The next stage in the work and life of Lev Lyuliev was associated with the transition from artillery to anti-aircraft missiles. In 1958, his DCB was commissioned to develop a missile for the Krug anti-aircraft system, designed to cover ground forces. Created under his leadership, the 3M8 rocket with a self-propelled launcher 2P24, at that time had no analogues, and a number of unique technical solutions remains unsurpassed today. In 1964 - a new task: cruise missiles, rocket torpedoes and anti-missiles for the Navy. At various times DCB-8 (later called DCB "Innovator") developed missiles for marine complexes: RPK-2 "Blizzard", RPK-6 "Waterfall", RPK-7 "Wind", 3M10 "Grenade", 3M14 "Calibre", 3M51 "Alpha", 3M54 "Turquoise", KS-42 (for marine SAM M- 31), 9M38 (for military SAM "Buk" and naval - M-22 "Hurricane"), a unique anti-aircraft missile system "S-300", modified models of which are still in service with the Armed Forces of Ukraine, and other...
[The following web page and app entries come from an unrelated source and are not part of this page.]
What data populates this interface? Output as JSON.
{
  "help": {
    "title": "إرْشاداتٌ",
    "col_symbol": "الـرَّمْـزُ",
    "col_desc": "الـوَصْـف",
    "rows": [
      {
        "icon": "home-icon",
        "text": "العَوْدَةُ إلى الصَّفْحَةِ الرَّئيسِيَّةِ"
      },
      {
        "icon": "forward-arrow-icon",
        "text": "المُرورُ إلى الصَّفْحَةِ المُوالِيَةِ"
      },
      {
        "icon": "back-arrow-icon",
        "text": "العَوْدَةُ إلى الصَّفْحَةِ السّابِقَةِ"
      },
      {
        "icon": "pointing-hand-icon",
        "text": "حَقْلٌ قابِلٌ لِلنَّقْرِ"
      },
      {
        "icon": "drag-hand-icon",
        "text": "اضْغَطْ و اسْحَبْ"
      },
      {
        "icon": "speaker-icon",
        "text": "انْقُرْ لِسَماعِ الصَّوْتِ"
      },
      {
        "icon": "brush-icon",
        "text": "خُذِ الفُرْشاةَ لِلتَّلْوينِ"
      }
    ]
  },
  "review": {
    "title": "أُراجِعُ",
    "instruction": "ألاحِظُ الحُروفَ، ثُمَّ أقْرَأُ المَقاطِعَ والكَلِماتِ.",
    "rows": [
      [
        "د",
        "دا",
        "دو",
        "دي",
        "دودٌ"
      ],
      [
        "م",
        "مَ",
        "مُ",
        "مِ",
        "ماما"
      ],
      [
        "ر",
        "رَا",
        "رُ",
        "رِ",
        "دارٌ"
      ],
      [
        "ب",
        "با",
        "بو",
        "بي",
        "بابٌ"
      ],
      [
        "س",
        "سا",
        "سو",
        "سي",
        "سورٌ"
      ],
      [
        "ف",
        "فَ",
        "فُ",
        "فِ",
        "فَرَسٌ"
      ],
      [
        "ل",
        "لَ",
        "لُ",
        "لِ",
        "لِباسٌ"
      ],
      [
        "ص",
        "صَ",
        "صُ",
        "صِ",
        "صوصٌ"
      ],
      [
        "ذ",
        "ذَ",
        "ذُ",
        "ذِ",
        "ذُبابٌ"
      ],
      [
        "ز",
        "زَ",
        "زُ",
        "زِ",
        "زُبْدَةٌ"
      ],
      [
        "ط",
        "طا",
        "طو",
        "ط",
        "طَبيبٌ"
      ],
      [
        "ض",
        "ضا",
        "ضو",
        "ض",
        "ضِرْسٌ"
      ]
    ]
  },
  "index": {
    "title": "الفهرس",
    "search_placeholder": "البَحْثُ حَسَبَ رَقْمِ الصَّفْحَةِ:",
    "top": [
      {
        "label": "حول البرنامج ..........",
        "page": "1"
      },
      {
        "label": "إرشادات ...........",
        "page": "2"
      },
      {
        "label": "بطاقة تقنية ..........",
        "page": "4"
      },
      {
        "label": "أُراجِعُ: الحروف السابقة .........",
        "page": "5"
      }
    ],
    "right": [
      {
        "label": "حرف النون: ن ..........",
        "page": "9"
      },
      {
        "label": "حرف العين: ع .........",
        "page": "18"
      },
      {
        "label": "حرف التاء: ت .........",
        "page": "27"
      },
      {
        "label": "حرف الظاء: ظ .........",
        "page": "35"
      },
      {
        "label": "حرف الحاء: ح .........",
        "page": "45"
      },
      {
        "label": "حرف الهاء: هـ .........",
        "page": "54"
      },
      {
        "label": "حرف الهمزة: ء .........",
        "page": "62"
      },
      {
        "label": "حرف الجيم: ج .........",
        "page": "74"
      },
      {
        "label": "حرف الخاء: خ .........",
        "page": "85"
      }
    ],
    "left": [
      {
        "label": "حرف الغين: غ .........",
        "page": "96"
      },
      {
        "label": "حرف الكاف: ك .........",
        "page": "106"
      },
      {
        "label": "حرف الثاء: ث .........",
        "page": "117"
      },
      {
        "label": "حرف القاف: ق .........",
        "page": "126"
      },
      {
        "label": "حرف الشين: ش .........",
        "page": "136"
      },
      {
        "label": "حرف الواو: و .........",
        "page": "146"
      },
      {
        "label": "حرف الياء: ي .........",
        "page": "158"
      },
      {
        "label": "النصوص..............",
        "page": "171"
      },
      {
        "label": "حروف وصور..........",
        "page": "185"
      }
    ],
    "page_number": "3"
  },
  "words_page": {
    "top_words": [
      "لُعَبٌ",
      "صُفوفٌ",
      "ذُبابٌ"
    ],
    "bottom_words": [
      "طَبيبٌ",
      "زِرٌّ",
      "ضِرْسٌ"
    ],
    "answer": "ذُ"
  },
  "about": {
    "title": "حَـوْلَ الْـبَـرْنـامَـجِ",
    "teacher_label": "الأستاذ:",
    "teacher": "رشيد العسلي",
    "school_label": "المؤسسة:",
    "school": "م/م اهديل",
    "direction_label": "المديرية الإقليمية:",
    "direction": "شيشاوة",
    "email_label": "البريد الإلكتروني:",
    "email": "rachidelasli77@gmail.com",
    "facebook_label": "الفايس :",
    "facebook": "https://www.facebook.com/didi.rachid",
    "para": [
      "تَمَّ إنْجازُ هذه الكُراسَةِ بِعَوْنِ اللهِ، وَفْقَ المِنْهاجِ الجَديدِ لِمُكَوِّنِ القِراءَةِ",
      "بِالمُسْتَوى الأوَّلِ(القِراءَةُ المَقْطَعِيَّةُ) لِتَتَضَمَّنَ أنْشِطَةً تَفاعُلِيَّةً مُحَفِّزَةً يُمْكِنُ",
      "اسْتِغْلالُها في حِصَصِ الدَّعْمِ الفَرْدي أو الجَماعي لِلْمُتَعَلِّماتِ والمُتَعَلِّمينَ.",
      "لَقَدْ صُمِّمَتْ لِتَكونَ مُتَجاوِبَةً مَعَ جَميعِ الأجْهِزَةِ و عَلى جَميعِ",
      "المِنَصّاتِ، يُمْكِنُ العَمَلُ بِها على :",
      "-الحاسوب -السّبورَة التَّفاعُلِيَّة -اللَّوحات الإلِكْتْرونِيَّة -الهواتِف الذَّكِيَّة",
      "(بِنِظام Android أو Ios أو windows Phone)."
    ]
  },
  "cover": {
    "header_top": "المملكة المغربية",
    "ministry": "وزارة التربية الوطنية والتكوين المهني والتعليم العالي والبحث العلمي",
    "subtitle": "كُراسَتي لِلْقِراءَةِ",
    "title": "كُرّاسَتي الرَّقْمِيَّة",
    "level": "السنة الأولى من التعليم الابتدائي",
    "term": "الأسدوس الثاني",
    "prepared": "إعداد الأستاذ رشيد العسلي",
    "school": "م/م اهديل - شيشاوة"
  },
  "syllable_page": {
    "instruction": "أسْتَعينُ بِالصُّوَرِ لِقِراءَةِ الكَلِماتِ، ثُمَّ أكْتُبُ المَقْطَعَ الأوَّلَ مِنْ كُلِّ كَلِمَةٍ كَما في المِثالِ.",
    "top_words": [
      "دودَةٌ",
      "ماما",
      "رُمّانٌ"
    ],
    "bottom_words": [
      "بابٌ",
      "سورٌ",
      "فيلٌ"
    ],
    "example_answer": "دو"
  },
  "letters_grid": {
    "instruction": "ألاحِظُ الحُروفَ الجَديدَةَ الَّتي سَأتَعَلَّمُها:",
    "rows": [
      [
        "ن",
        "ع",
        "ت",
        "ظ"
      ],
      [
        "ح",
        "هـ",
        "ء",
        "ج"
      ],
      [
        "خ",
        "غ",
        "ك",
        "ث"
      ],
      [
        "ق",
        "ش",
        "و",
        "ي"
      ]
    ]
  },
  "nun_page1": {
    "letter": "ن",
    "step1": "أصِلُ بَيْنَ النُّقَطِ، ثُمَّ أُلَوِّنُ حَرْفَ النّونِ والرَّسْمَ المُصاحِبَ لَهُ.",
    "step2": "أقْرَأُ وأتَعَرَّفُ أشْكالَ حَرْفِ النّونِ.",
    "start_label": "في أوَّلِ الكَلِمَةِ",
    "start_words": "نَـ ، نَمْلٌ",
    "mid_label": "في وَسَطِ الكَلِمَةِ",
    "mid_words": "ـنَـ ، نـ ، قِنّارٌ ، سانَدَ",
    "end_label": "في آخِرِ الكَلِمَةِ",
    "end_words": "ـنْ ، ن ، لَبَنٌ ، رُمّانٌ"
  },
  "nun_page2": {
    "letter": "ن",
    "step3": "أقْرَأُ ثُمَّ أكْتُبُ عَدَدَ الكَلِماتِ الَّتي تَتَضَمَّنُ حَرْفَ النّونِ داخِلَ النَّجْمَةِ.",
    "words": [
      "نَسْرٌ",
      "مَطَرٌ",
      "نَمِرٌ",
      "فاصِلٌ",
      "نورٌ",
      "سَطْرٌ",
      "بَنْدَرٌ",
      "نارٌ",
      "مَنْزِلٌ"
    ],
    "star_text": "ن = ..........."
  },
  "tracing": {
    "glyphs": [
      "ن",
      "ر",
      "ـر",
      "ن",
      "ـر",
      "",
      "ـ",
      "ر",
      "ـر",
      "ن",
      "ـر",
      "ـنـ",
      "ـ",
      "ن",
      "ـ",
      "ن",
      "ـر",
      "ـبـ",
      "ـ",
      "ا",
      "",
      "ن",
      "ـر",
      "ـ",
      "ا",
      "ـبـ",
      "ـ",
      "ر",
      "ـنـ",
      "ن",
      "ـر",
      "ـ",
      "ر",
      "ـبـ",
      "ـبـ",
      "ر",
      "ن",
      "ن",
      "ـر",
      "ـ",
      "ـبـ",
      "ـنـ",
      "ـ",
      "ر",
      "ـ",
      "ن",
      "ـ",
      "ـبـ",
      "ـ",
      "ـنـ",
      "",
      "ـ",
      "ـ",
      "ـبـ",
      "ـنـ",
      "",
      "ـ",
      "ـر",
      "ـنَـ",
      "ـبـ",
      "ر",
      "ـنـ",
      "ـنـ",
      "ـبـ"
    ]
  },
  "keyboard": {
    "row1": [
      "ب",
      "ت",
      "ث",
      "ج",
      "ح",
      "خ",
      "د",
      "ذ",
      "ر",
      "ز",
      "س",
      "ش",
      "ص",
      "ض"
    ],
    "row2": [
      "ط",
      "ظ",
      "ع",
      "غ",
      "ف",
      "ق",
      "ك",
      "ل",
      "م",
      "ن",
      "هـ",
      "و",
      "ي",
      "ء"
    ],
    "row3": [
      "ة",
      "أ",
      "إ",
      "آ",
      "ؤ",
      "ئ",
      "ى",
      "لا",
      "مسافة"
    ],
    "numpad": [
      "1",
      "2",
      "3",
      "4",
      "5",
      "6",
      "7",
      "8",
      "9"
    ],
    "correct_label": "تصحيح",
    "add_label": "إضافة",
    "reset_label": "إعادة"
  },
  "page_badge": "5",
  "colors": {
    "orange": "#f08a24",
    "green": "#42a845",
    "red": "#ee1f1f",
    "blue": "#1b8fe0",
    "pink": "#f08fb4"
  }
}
Therefore, L.V. Lyuliev made a huge contribution to achieving parity of forces on the then world stage. His work helped to some extent prevent the outbreak of World War III during the confrontation between the two warring political systems from the mid-1950s to the late 1980s.
L.V. Lyuliev has passed out in 1985. Of course, he was a man of his time. And who knows who he could have become if he had been born in other times and in another country. An engineer, this is for sure, but perhaps he would not develop weapons systems, but, lets say, photographic equipment. Why it? Because he was very fond of cameras, he carefully studied almost all new models of photographic equipment produced in the enterprises of the former Soviet Union, and even sent proposals to manufacturers for their improvement. And these proposals were often accepted and embodied in metal. But did the developers that the doctor of technical sciences, twice Hero of Socialist Labour, winner of the Lenin Prize and two state awards wrote them, because all his life was "secret", like lifes of all leading specialists in armaments at that time ...